Slide 6 - Banana machine 2: Increase the level of abstraction by introducing a half banana.
Slide 7 - Banana machine 3: Get the students to realize that a "machine"/function can contain all the calculation methods (multiplication, division, addition, and subtraction).
Slide 8 - Banana machine 4: Get the students to visualize the "machine"/function in a more abstract manner by introducing negative numbers.
Slide 9-11 - Banana and number machine: These are key slides. The idea here is to go from a more concrete idea using bananas and a machine, to the more abstract mathematical language. Try giving probing questions to the students, even if every group has answered correctly
Slide 12 - Formal definition: Give the students a definition that they (hopefully) can grasp and make sense to them at this point, and give two examples to make it less abstract.
Slide 13 - Three numbers machine: Give the students knowledge about how three different "inputs" correspond to precisely three unique outputs. In other words, a bijective function or '1-to-1' relation.
Slide 14 - The concept of a function: This is a key slide. The idea here is to give the students a visual representation of a linear function, where every input corresponds to a unique output. Try asking probing questions to the students, even if every group has answered correctly.
Slide 15 - Using the function with x as input: The purpose here is that the students should be accustomed to the mathematical notation of a function and be able to apply it.
Slide 16 - Going backwards: The purpose for the students here is to understand that functions and equations solving are interlinked.
Slide 17 - Rank the different definitions of a function: Let the students individually rank the alternatives in order for them to decide how they conceive a function.
Slide 18 - Criteria for success revisited: Return to the problem that was introduced in the beginning of the lecture to make the students realize they’ve actually learnt something.
Slide 19 - Q&A: Let the students individually write down what they still feel is unclear about the concept of a function.

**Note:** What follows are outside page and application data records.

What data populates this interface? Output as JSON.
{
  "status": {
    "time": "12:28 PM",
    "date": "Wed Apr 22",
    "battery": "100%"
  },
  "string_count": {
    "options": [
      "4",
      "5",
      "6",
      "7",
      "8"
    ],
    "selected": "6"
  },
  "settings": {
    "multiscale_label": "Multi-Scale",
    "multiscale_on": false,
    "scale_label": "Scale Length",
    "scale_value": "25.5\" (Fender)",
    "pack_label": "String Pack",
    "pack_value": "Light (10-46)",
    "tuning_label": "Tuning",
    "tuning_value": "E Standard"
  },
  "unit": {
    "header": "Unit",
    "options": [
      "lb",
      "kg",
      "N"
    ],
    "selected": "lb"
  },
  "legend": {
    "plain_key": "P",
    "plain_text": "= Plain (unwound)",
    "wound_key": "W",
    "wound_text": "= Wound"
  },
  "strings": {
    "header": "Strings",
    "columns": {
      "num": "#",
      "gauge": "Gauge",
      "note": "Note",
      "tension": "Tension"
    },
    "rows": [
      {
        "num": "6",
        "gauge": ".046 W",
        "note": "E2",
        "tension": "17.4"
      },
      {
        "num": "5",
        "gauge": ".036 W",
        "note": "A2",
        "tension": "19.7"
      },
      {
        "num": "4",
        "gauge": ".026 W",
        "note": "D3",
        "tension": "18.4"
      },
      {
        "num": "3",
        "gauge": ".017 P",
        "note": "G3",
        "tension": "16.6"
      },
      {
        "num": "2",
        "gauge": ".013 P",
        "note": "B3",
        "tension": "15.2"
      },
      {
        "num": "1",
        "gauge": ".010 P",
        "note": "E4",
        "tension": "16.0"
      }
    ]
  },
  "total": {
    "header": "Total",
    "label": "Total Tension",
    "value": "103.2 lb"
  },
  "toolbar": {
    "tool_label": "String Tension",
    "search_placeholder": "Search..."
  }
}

Slide 20-26 - Quiz Competition: Ask the students to enter their real names. Let the students compete in a fun way while you as a teacher can get a sense of the individual level of knowledge. This information could be used to give support for students in need of guidance.